Lottery is a form of gambling that gives players a chance to win a large sum of money by matching a set of numbers. This game can be played for a variety of reasons, including the desire to become rich. While winning the lottery can be a life-changing event, there are many risks involved in playing it. Here are some tips to help you stay safe and increase your chances of winning.
The idea of winning a big prize has always been an alluring concept for people of all ages. It is not uncommon for someone who does not typically gamble to buy a lottery ticket just for the chance of winning the jackpot. The popularity of the lottery has increased over the years, with larger jackpots and the increasing availability of online gaming.
There are a number of strategies that people use to improve their odds of winning, from playing the lottery every week to choosing a set of numbers that have meaning to them, such as their birthday or the dates of significant events in their lives. There are also some people who try to improve their odds by forming a syndicate, where they share the cost of tickets with other people and divide the winnings amongst themselves.
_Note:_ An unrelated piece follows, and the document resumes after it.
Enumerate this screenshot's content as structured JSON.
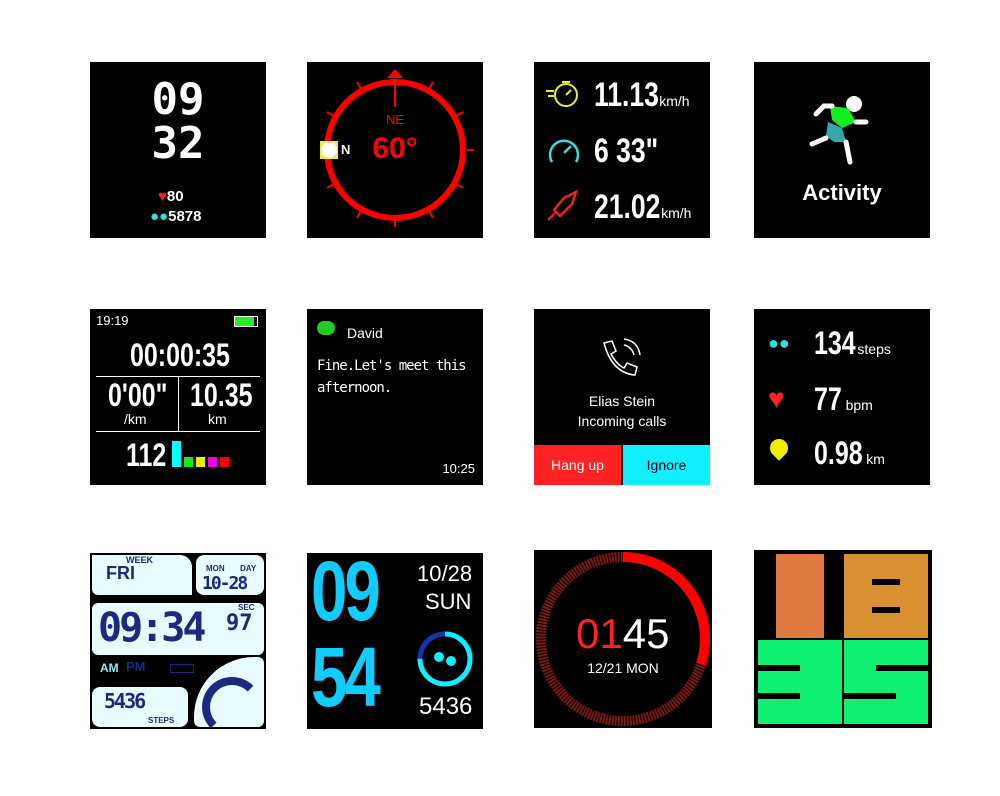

However, there is one thing that all lottery players must remember: winning the lottery is a game of chance, and it is impossible to know what the exact odds are of winning. In addition, there is a danger that people will place too much value on the likelihood of winning, leading to overspending. This can have a negative impact on a person’s finances and overall well-being.
If you are interested in putting your luck to the test and improving your odds of winning the lottery, you should learn more about combinatorial math and probability theory. Using these tools will allow you to see patterns that may be present in the lottery results and make predictions about future draws. You should also avoid superstitions and other irrational beliefs, as they will not increase your chances of winning.
In colonial America, lotteries were a popular method of raising money for public projects. Lotteries were used to build roads, libraries, churches, colleges, canals, and even a ship for the American Revolution. It is believed that over 200 lotteries were sanctioned between 1744 and 1776. They also helped fund several private institutions, including Princeton and Columbia Universities.